Your task: With the pictures omitted, write out the entries that follow exactly as they stand.

Excerpts from a dataset:

[Start of Attachment]

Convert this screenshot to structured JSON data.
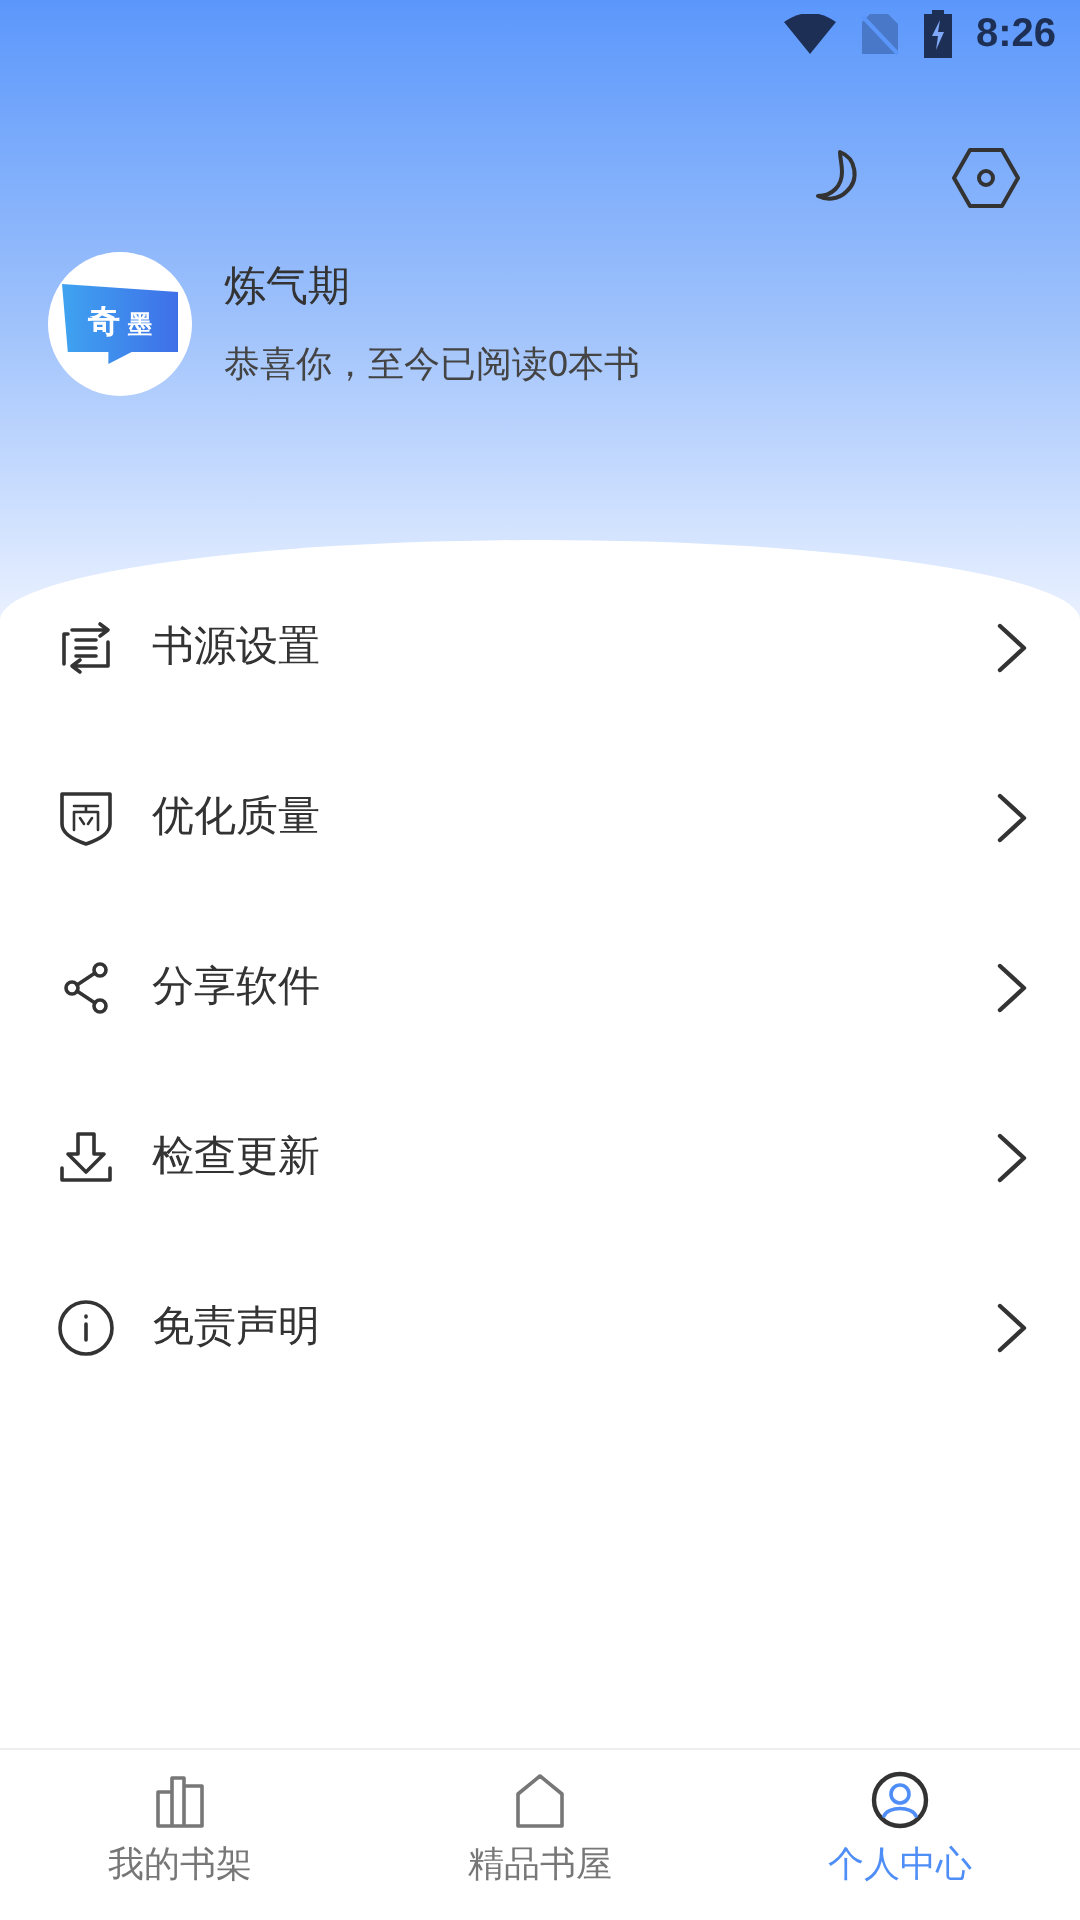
{
  "status_bar": {
    "time": "8:26"
  },
  "profile": {
    "logo_text": [
      "奇",
      "墨"
    ],
    "level": "炼气期",
    "summary": "恭喜你，至今已阅读0本书"
  },
  "menu": [
    {
      "kind": "source",
      "label": "书源设置"
    },
    {
      "kind": "quality",
      "label": "优化质量"
    },
    {
      "kind": "share",
      "label": "分享软件"
    },
    {
      "kind": "update",
      "label": "检查更新"
    },
    {
      "kind": "info",
      "label": "免责声明"
    }
  ],
  "tabs": [
    {
      "kind": "shelf",
      "label": "我的书架",
      "selected": false
    },
    {
      "kind": "home",
      "label": "精品书屋",
      "selected": false
    },
    {
      "kind": "user",
      "label": "个人中心",
      "selected": true
    }
  ]
}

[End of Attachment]

Output of the exercise:
Convert this screenshot to structured JSON data.
{
  "status_bar": {
    "time": "8:26"
  },
  "profile": {
    "logo_text": [
      "奇",
      "墨"
    ],
    "level": "炼气期",
    "summary": "恭喜你，至今已阅读0本书"
  },
  "menu": [
    {
      "kind": "source",
      "label": "书源设置"
    },
    {
      "kind": "quality",
      "label": "优化质量"
    },
    {
      "kind": "share",
      "label": "分享软件"
    },
    {
      "kind": "update",
      "label": "检查更新"
    },
    {
      "kind": "info",
      "label": "免责声明"
    }
  ],
  "tabs": [
    {
      "kind": "shelf",
      "label": "我的书架",
      "selected": false
    },
    {
      "kind": "home",
      "label": "精品书屋",
      "selected": false
    },
    {
      "kind": "user",
      "label": "个人中心",
      "selected": true
    }
  ]
}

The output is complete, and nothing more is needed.